It has been a tradition for our family to make at least one summer trip to Turkey Run Park. Having two fearless sons, it seemed more practical than visiting the art museum or anything else with breakables in an enclosed space. And now that we have a kicking-climbing-yelling-shooting grandson it doesn't appear the tradition is going to fade away anytime soon.
To be blunt, it's a place where you can turn the little heathens loose and let them burn up a lot of energy. It won't cost you much but a few Band-Aids.
We had heard rumors that the pedestrian suspension bridge across Sugar Creek was closed. This was cause for significant concern, as the bridge was the connection to our favorite trails in the park.
But we packed up our cooler and the 4-year-old and went anyway. Surely the Turkey Run official people would have made some alternate arrangements to cross the river, I reasoned. Maybe a rope to swing across? A ferry? Strategically placed rocks?
That something was a note on the brochure that we must follow trail one to the "Narrows Covered Bridge" in order to access the other side of the park.
This was great news. There was another bridge, another way to cross the river. Problem solved. Plus it sounded like a nice bridge with a roof and everything.
We set out on our quest to find the Narrows Covered Bridge.
About one-half mile into the treacherous, bug infested, muddy and sometimes water-logged journey, my grandson Cayden stopped and pointed up toward a boulder perched at the top of a steep hill.
"Papaw I wanna cwimb up there."

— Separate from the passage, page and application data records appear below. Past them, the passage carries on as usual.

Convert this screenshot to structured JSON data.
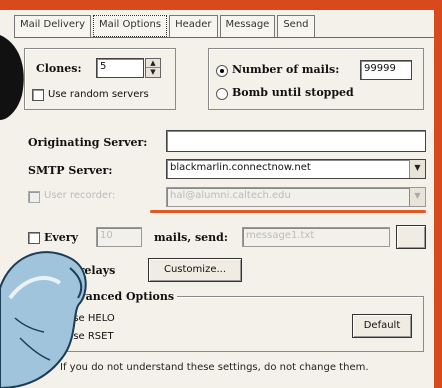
{
  "tabs": [
    {
      "label": "Mail Delivery"
    },
    {
      "label": "Mail Options",
      "active": true
    },
    {
      "label": "Header"
    },
    {
      "label": "Message"
    },
    {
      "label": "Send"
    }
  ],
  "clones": {
    "label": "Clones:",
    "value": "5"
  },
  "random_servers": {
    "label": "Use random servers",
    "checked": false
  },
  "mode": {
    "number_of_mails_label": "Number of mails:",
    "number_of_mails_value": "99999",
    "bomb_until_stopped_label": "Bomb until stopped",
    "selected": "number_of_mails"
  },
  "originating_server": {
    "label": "Originating Server:",
    "value": ""
  },
  "smtp_server": {
    "label": "SMTP Server:",
    "value": "blackmarlin.connectnow.net"
  },
  "user_recorder": {
    "label": "User recorder:",
    "value": "hal@alumni.caltech.edu",
    "enabled": false
  },
  "every": {
    "label": "Every",
    "value": "10",
    "mails_send_label": "mails, send:",
    "file": "message1.txt"
  },
  "relays": {
    "label": "Use relays",
    "customize_label": "Customize..."
  },
  "advanced": {
    "title": "Advanced Options",
    "helo_label": "Use HELO",
    "helo_checked": true,
    "rset_label": "Use RSET",
    "rset_checked": true,
    "default_label": "Default"
  },
  "note": "If you do not understand these settings, do not change them.",
  "colors": {
    "accent": "#d84a1d",
    "background": "#f4f1ea"
  }
}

My husband Seth, who was sweating so profusely he looked like he had been swimming with his clothes on, glared at his grandson.